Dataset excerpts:
--------

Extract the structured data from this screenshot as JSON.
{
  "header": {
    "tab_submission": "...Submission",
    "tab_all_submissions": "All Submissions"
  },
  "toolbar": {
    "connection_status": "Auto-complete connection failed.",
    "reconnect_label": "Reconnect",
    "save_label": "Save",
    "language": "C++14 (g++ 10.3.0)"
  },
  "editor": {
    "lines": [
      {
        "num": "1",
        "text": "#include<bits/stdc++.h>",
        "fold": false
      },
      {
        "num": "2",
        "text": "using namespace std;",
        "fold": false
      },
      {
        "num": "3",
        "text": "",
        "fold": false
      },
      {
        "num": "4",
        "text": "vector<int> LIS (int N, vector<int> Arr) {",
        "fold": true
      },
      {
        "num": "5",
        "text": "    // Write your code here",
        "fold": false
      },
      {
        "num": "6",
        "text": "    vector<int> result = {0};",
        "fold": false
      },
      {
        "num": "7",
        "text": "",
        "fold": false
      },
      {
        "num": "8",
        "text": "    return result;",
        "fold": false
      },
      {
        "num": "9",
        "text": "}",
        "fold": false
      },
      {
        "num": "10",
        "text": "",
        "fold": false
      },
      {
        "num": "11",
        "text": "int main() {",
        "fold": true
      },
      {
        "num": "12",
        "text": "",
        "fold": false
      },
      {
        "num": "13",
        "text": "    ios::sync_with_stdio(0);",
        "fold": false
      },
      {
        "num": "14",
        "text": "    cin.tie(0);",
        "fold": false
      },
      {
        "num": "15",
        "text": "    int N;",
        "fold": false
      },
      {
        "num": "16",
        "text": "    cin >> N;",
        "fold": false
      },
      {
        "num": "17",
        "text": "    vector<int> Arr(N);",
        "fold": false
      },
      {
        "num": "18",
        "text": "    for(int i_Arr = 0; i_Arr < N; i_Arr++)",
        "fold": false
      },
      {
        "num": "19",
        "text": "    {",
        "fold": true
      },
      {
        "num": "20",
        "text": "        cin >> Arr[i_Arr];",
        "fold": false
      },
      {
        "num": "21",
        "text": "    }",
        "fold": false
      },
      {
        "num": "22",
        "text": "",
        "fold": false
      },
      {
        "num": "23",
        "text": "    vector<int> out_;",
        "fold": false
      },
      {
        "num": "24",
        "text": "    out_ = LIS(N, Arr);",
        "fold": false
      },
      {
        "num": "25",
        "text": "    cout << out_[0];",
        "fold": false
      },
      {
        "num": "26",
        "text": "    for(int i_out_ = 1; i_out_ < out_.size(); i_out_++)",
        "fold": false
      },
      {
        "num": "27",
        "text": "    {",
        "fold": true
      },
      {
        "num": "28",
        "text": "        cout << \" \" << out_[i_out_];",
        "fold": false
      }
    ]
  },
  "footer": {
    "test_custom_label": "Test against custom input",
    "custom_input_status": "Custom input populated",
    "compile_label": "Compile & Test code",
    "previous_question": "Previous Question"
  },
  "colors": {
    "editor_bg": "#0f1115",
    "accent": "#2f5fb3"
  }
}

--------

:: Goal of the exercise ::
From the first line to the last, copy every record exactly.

:: Task output ::
Extract the structured data from this screenshot as JSON.
{
  "header": {
    "tab_submission": "...Submission",
    "tab_all_submissions": "All Submissions"
  },
  "toolbar": {
    "connection_status": "Auto-complete connection failed.",
    "reconnect_label": "Reconnect",
    "save_label": "Save",
    "language": "C++14 (g++ 10.3.0)"
  },
  "editor": {
    "lines": [
      {
        "num": "1",
        "text": "#include<bits/stdc++.h>",
        "fold": false
      },
      {
        "num": "2",
        "text": "using namespace std;",
        "fold": false
      },
      {
        "num": "3",
        "text": "",
        "fold": false
      },
      {
        "num": "4",
        "text": "vector<int> LIS (int N, vector<int> Arr) {",
        "fold": true
      },
      {
        "num": "5",
        "text": "    // Write your code here",
        "fold": false
      },
      {
        "num": "6",
        "text": "    vector<int> result = {0};",
        "fold": false
      },
      {
        "num": "7",
        "text": "",
        "fold": false
      },
      {
        "num": "8",
        "text": "    return result;",
        "fold": false
      },
      {
        "num": "9",
        "text": "}",
        "fold": false
      },
      {
        "num": "10",
        "text": "",
        "fold": false
      },
      {
        "num": "11",
        "text": "int main() {",
        "fold": true
      },
      {
        "num": "12",
        "text": "",
        "fold": false
      },
      {
        "num": "13",
        "text": "    ios::sync_with_stdio(0);",
        "fold": false
      },
      {
        "num": "14",
        "text": "    cin.tie(0);",
        "fold": false
      },
      {
        "num": "15",
        "text": "    int N;",
        "fold": false
      },
      {
        "num": "16",
        "text": "    cin >> N;",
        "fold": false
      },
      {
        "num": "17",
        "text": "    vector<int> Arr(N);",
        "fold": false
      },
      {
        "num": "18",
        "text": "    for(int i_Arr = 0; i_Arr < N; i_Arr++)",
        "fold": false
      },
      {
        "num": "19",
        "text": "    {",
        "fold": true
      },
      {
        "num": "20",
        "text": "        cin >> Arr[i_Arr];",
        "fold": false
      },
      {
        "num": "21",
        "text": "    }",
        "fold": false
      },
      {
        "num": "22",
        "text": "",
        "fold": false
      },
      {
        "num": "23",
        "text": "    vector<int> out_;",
        "fold": false
      },
      {
        "num": "24",
        "text": "    out_ = LIS(N, Arr);",
        "fold": false
      },
      {
        "num": "25",
        "text": "    cout << out_[0];",
        "fold": false
      },
      {
        "num": "26",
        "text": "    for(int i_out_ = 1; i_out_ < out_.size(); i_out_++)",
        "fold": false
      },
      {
        "num": "27",
        "text": "    {",
        "fold": true
      },
      {
        "num": "28",
        "text": "        cout << \" \" << out_[i_out_];",
        "fold": false
      }
    ]
  },
  "footer": {
    "test_custom_label": "Test against custom input",
    "custom_input_status": "Custom input populated",
    "compile_label": "Compile & Test code",
    "previous_question": "Previous Question"
  },
  "colors": {
    "editor_bg": "#0f1115",
    "accent": "#2f5fb3"
  }
}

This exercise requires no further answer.